But trouble is what teams ask for when they switch pitchers merely because the inning is late or the reliever is called a closer.
A simpler – smarter solution to the stupid practice of set-up to closer to loss would be to allow the pitcher who ended the previous inning one more batter. If he gets the out then he pitches to the next batter. Doing this you have a better chance for a victory.
By the same token if your starting pitcher has been removed for whatever reason then the relief pitcher should be evaluated the same way. Just because he was good yesterday does not mean he will be good today.
Met manager Jerry Manuel committed both sins yesterday as he gave away a game he should have had in the bag by removing Santana while still strong and dominant and giving the ball to an incredibly shaky Duaner Sanchez. Sanchez immediately loaded the bases and the rest is history. Manual should be just that, manual and not automatic!
The excuse used for the trio of losing relievers was that the normal closer, Billy Wagner was out with a slight injury. The solution therefore should have been to stay with the starter until he was in trouble. But this team never takes the logical way out.
And speaking of specialists, what do you call a man whose only job is to coach runners around third base? In the case of the Mets you may call him a moron. He made 2 decisions last night and both cost the team runs as the man (Endy Chavez both times) was thrown out at home plate.
Specialists have their place in the world but sometimes others are more special.

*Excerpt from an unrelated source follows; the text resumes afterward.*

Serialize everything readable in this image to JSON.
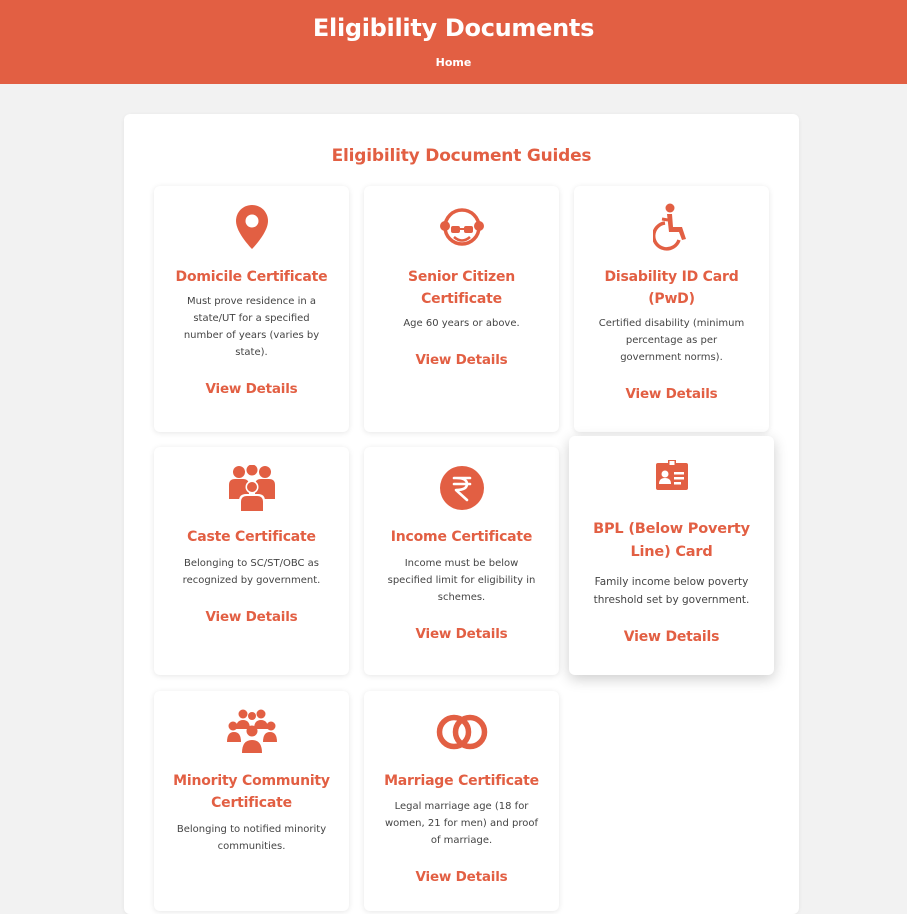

4 comments:

train buddy said...

I told you, I told you, I told you. If Wagner doesn't come in for the save the game is over. I couldn't have scripted it any better for you.

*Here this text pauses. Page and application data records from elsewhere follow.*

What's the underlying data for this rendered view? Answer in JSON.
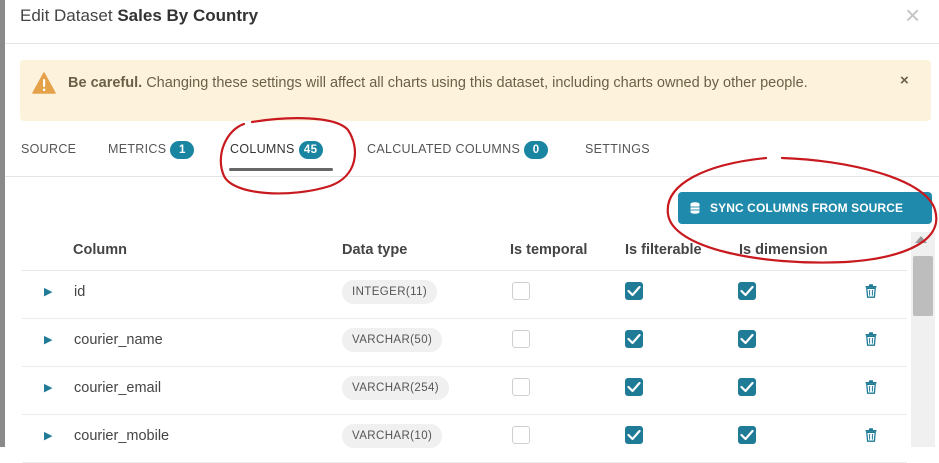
{
  "modal": {
    "title_prefix": "Edit Dataset",
    "title_name": "Sales By Country",
    "close_icon": "close-icon"
  },
  "alert": {
    "strong": "Be careful.",
    "message": "Changing these settings will affect all charts using this dataset, including charts owned by other people.",
    "close": "×",
    "icon": "warning-icon"
  },
  "tabs": [
    {
      "label": "SOURCE"
    },
    {
      "label": "METRICS",
      "badge": "1"
    },
    {
      "label": "COLUMNS",
      "badge": "45"
    },
    {
      "label": "CALCULATED COLUMNS",
      "badge": "0"
    },
    {
      "label": "SETTINGS"
    }
  ],
  "active_tab": "COLUMNS",
  "sync_button": {
    "label": "SYNC COLUMNS FROM SOURCE",
    "icon": "database-icon"
  },
  "table": {
    "headers": [
      "Column",
      "Data type",
      "Is temporal",
      "Is filterable",
      "Is dimension"
    ],
    "rows": [
      {
        "name": "id",
        "type": "INTEGER(11)",
        "temporal": false,
        "filterable": true,
        "dimension": true
      },
      {
        "name": "courier_name",
        "type": "VARCHAR(50)",
        "temporal": false,
        "filterable": true,
        "dimension": true
      },
      {
        "name": "courier_email",
        "type": "VARCHAR(254)",
        "temporal": false,
        "filterable": true,
        "dimension": true
      },
      {
        "name": "courier_mobile",
        "type": "VARCHAR(10)",
        "temporal": false,
        "filterable": true,
        "dimension": true
      }
    ]
  },
  "colors": {
    "accent": "#1f8aab",
    "checkbox": "#1f7b96",
    "alert_bg": "#fdf3dc",
    "annotation": "#c8191e"
  }
}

mug guy said...

Your point seems correct because of the outcome but the reason is wrong. The game was lost when the Mets decided to have a closer in the bull pen and to not allow any starting pitcher to finish their game no matter what the circumstances. If I were Johan Santana I would ask to be traded.

mug guy said...

Your point seems correct because of the outcome but the reason is wrong. The game was lost when the Mets decided to have a closer in the bull pen and to not allow any starting pitcher to finish their game no matter what the circumstances. If I were Johan Santana I would ask to be traded.

mug guy said...

I guess I was so emphatic that my thoughts repeated themselves!
My point was that if Santana wants to be on a winning team AND have a winning record then he better get off the Mets because no lead is large enough to hand off to the bunch of relievers in the pen and still expect a "W." Just ask Pelfrey.